[Extracted data entries]
-- -- --
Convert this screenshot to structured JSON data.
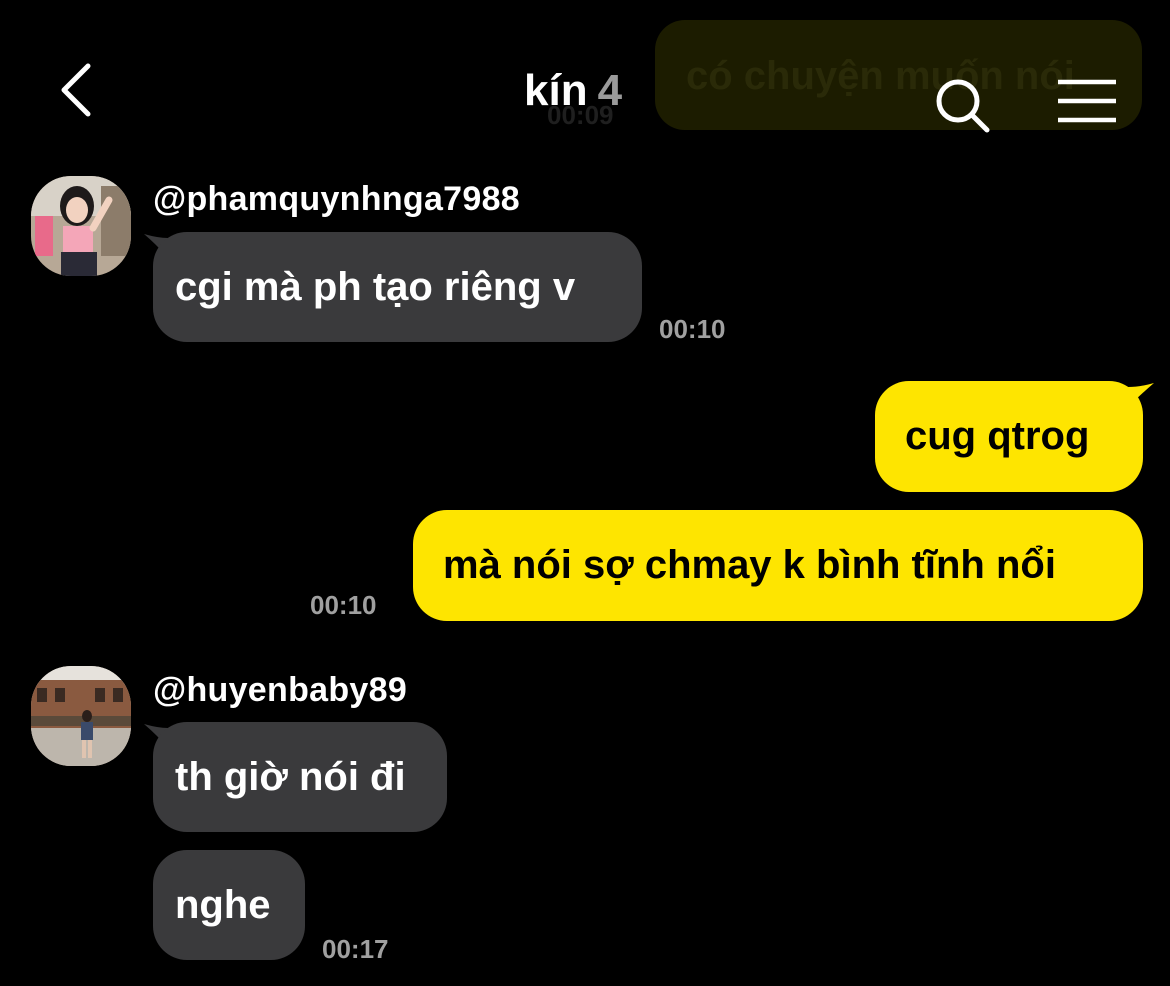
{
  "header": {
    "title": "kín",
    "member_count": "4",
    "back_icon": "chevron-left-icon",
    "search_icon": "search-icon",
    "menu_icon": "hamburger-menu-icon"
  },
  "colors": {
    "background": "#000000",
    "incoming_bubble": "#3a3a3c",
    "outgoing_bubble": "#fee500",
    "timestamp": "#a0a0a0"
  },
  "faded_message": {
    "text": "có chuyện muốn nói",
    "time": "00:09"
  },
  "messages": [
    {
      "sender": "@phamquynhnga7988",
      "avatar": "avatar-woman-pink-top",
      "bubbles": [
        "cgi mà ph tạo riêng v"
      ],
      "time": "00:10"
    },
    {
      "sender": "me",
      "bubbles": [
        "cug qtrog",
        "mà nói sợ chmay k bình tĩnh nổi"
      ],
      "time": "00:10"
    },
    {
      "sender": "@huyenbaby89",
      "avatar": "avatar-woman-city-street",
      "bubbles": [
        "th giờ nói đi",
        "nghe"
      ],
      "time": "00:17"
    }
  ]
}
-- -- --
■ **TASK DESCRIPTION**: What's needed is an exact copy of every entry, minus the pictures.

■ **RESULT FOR THIS TASK**:
Convert this screenshot to structured JSON data.
{
  "header": {
    "title": "kín",
    "member_count": "4",
    "back_icon": "chevron-left-icon",
    "search_icon": "search-icon",
    "menu_icon": "hamburger-menu-icon"
  },
  "colors": {
    "background": "#000000",
    "incoming_bubble": "#3a3a3c",
    "outgoing_bubble": "#fee500",
    "timestamp": "#a0a0a0"
  },
  "faded_message": {
    "text": "có chuyện muốn nói",
    "time": "00:09"
  },
  "messages": [
    {
      "sender": "@phamquynhnga7988",
      "avatar": "avatar-woman-pink-top",
      "bubbles": [
        "cgi mà ph tạo riêng v"
      ],
      "time": "00:10"
    },
    {
      "sender": "me",
      "bubbles": [
        "cug qtrog",
        "mà nói sợ chmay k bình tĩnh nổi"
      ],
      "time": "00:10"
    },
    {
      "sender": "@huyenbaby89",
      "avatar": "avatar-woman-city-street",
      "bubbles": [
        "th giờ nói đi",
        "nghe"
      ],
      "time": "00:17"
    }
  ]
}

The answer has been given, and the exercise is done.